A black bear attacked and killed a 22-year-old Rutgers University student in a New Jersey state park on September 21 and police are still trying to figure out details. But on Monday, West Milford, New Jersey, Police Chief Tim Storbeck quashed allegations that Darsh Patel or one of his fellow hikers had somehow provoked or antagonized the bear.
Storbeck said that the police investigation had turned up “no indication” that any of the five hikers “harassed or taunted the bear in any way.”
But he added that police are still looking to talk to an unidentified couple who had been hiking in the Apshawa Preserve and who spoke to Patel and his friends shortly before the bear attack.
The other hikers warned Patel’s group about the presence of a bear along the hiking trails, according to Storbeck’s account, which he said had been pieced together from interviews with the surviving four members of Patel’s hiking party.
“This couple encountered the five gentlemen and there was a conversation about the bear,” Storbeck said. But he added that his department was “still reaching out” to the couple, who are not suspected of any wrongdoing.
Why Patel’s group proceeded with their hike, or whether the couple told them that the bear was acting in a strange or threatening manner, are among the aspects of the bear attack case still being investigated, Storbeck indicated.
According to the account pieced together by police, Patel and his four hiking companions came across the bear which approached them aggressively. All five men ran in separate directions. But the bear chased Patel, catching up to him and apparently mauling him to death.
When police located Patel a bear was still present, circling the fallen student’s body and appearing to act in an aggressive manner. After numerous attempts to shoo the bear from the area, a police officer shot and killed the bear.
A necropsy — basically an autopsy on an animal — is being conducted on the bear and investigators hope it gives some clue as to why the bear would attack the hiker. For example, to determine if the bear was suffering from a disease such as rabies, or was starving.
Investigators are also not 100 percent certain that the bear killed by the police officer is the same bear who carried out the fatal attack on Patel. Larry Hanja, a spokesperson for the state’s Department of Environmental Protection, said that in rare instances, an animal will attempt to claim another animal’s kill.

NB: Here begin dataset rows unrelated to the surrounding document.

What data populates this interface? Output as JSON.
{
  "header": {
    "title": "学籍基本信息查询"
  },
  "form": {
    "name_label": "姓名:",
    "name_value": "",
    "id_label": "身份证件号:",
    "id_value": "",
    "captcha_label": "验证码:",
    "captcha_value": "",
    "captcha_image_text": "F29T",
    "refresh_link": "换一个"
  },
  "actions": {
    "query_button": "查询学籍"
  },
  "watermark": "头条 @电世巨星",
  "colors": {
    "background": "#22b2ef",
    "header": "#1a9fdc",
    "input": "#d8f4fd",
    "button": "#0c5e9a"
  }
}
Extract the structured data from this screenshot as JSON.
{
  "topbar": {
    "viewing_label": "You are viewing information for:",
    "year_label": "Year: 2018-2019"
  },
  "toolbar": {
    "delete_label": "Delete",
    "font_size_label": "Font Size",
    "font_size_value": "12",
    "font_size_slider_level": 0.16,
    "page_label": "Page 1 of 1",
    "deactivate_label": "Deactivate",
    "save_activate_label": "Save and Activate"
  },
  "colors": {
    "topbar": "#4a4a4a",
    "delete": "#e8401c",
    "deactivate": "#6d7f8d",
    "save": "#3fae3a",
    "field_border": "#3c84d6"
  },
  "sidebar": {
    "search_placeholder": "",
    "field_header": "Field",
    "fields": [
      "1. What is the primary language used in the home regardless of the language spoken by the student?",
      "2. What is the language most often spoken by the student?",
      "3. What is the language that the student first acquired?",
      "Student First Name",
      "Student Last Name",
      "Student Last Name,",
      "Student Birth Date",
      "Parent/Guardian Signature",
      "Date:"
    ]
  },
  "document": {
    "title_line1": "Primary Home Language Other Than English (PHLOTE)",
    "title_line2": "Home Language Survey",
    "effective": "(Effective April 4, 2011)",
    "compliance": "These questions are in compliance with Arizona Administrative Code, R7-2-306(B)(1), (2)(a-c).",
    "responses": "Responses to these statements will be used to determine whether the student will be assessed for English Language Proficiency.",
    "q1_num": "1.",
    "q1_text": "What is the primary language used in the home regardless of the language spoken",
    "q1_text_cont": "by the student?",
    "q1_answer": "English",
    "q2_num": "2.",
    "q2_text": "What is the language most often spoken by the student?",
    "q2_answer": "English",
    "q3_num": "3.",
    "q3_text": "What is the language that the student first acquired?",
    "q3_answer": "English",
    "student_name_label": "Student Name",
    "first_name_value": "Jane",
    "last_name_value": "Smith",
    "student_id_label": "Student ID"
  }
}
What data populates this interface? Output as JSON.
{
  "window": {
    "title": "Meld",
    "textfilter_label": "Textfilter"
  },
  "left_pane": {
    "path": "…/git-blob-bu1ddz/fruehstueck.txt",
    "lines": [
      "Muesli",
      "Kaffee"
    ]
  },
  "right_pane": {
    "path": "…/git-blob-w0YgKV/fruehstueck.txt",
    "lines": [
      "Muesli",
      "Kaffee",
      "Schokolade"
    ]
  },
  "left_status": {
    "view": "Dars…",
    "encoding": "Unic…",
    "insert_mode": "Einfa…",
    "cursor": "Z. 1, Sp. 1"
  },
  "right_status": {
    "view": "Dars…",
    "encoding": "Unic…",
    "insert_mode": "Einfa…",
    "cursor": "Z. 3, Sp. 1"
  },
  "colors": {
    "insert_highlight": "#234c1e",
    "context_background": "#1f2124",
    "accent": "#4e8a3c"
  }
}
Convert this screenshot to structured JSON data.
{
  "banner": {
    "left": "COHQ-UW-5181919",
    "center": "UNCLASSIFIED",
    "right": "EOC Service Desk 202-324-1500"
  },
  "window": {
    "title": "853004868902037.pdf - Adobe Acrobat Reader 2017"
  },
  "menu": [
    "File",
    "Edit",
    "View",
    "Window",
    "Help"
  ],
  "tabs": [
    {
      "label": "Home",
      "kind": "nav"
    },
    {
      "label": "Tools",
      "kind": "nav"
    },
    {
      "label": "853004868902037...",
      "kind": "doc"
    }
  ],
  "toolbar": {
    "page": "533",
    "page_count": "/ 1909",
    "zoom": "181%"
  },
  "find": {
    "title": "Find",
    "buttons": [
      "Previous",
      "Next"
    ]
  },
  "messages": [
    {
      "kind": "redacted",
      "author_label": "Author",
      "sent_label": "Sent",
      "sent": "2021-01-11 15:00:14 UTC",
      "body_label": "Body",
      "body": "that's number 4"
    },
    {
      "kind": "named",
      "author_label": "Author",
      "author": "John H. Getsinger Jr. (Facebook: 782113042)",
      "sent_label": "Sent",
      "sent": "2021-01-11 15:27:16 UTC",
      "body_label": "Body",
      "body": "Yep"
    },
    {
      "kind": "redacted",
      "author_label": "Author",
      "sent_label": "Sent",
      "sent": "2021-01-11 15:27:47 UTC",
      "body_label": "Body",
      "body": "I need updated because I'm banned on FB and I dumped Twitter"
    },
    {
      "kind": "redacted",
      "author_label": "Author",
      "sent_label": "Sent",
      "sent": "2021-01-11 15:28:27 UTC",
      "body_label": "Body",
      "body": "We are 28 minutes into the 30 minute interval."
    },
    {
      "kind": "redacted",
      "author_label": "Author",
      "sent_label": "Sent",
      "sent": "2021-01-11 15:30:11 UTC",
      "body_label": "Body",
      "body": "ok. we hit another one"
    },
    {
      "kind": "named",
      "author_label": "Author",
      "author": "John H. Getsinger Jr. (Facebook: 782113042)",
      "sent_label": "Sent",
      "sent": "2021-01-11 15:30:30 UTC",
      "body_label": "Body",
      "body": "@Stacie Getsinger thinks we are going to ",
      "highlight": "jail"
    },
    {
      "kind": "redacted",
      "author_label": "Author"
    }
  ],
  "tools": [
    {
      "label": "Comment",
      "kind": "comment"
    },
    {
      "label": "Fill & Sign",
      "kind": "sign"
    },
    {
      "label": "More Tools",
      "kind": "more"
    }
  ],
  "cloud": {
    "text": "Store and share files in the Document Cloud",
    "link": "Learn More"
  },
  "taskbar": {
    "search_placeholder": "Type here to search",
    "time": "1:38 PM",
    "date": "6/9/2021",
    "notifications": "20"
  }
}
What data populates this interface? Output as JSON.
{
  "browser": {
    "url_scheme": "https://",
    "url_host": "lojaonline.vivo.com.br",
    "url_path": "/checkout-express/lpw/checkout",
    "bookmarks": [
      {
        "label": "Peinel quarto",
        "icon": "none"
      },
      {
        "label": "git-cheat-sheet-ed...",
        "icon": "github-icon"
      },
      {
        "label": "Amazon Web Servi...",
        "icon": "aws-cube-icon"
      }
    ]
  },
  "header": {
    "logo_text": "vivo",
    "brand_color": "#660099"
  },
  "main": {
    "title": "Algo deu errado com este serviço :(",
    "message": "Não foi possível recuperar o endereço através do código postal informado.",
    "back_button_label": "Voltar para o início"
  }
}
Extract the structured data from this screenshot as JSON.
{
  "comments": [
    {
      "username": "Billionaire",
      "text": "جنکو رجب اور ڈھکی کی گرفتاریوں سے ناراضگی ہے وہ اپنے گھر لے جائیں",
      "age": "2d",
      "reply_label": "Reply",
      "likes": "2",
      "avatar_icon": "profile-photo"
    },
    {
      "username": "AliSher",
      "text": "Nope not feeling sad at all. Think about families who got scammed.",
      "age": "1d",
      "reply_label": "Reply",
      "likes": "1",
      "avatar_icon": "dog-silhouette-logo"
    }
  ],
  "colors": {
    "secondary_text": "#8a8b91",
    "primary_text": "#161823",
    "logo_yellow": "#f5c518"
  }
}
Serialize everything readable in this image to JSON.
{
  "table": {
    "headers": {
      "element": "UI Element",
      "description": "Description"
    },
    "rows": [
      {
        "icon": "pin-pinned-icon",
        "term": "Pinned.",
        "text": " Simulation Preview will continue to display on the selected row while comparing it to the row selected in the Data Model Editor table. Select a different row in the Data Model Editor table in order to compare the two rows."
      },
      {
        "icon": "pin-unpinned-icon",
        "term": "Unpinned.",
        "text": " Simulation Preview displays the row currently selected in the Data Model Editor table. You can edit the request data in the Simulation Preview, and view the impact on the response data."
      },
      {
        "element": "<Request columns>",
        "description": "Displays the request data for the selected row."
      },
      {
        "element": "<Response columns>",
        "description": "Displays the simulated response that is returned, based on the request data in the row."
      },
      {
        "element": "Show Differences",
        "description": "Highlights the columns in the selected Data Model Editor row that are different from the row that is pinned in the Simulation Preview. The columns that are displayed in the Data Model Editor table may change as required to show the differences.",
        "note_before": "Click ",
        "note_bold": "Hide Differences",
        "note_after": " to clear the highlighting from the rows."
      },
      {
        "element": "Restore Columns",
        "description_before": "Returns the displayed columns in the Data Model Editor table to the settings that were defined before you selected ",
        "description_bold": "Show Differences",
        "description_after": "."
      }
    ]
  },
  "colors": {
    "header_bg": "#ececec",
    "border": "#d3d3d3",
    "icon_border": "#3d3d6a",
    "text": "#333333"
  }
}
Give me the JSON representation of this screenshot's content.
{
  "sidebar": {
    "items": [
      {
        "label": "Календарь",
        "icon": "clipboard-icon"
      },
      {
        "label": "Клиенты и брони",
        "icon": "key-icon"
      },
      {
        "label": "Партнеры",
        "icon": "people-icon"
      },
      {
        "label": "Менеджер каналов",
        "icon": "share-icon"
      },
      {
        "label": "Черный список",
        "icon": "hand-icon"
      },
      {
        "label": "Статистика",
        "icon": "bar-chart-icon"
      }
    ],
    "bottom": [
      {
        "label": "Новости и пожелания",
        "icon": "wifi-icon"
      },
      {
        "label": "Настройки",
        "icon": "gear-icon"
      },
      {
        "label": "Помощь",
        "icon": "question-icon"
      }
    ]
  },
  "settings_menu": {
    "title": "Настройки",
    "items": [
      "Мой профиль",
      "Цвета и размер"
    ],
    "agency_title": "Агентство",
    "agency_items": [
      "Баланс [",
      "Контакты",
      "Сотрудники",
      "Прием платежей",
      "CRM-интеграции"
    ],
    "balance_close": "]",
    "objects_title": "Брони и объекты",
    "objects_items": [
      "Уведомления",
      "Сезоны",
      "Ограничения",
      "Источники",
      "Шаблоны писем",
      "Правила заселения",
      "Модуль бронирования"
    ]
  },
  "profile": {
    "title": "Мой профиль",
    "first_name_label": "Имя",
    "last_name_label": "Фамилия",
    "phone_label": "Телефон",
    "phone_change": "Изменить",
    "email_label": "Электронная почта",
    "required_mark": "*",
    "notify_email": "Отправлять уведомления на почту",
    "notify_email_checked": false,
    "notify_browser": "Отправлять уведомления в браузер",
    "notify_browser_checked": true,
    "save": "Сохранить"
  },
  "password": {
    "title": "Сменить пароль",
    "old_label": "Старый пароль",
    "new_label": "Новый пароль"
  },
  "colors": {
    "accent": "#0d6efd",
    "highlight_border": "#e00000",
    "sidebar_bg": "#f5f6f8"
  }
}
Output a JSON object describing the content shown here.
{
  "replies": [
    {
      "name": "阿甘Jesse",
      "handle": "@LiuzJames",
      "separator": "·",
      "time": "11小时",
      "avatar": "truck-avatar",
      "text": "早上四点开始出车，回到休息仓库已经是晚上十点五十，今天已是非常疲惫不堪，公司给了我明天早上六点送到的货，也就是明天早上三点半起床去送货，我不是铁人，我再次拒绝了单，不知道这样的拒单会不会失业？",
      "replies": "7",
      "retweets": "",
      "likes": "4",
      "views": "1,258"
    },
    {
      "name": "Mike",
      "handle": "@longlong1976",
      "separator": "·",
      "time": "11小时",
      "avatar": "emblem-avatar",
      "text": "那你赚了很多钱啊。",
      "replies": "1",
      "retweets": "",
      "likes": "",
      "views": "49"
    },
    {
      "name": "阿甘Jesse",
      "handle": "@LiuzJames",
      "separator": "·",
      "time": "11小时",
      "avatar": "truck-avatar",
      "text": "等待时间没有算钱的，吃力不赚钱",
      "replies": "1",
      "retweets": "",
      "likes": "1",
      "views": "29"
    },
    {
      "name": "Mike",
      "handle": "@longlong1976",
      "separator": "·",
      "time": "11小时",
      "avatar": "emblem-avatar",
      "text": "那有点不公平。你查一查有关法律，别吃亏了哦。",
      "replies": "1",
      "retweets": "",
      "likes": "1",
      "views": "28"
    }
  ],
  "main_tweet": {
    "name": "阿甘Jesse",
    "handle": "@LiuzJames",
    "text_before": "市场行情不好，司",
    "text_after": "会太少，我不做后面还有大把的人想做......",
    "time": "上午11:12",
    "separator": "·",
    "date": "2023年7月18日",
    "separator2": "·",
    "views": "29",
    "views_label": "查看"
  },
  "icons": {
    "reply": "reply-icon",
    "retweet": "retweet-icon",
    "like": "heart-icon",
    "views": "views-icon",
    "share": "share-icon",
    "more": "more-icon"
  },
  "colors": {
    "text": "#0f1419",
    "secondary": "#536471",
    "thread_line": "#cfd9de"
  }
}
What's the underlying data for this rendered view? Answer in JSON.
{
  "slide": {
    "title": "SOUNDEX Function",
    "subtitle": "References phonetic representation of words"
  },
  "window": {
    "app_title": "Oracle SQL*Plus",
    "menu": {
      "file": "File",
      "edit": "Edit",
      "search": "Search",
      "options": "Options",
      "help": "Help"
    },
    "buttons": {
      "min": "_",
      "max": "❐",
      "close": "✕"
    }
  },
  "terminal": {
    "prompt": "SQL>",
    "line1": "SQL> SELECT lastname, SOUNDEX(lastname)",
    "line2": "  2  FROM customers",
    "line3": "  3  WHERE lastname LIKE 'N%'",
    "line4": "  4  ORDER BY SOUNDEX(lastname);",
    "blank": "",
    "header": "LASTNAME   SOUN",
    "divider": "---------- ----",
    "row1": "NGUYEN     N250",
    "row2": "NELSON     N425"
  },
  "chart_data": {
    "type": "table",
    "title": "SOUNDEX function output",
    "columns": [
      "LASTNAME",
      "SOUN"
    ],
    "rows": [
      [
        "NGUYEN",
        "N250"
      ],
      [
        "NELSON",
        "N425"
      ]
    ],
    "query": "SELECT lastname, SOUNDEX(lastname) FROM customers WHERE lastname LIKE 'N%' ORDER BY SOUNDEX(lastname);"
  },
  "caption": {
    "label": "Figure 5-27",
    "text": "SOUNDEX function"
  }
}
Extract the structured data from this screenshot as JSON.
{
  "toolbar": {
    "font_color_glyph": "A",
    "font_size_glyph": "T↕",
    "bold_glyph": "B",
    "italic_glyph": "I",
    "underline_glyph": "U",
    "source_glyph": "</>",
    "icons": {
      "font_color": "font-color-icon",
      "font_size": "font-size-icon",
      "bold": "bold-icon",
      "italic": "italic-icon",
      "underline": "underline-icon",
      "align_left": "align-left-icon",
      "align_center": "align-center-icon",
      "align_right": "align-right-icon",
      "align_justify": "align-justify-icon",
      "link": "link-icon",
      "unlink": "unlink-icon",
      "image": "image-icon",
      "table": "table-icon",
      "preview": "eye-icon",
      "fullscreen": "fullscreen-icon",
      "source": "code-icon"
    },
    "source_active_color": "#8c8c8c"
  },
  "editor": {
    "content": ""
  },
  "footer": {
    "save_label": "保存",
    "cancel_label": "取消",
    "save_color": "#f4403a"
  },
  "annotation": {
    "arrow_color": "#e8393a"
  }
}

Hanja called the bear attack that killed Patel a rarity and said that the public should not fear entering the woods in New Jersey state parks. The fatal bear attack was the first in New Jersey since 1852.
[Image via DesiBucket.com]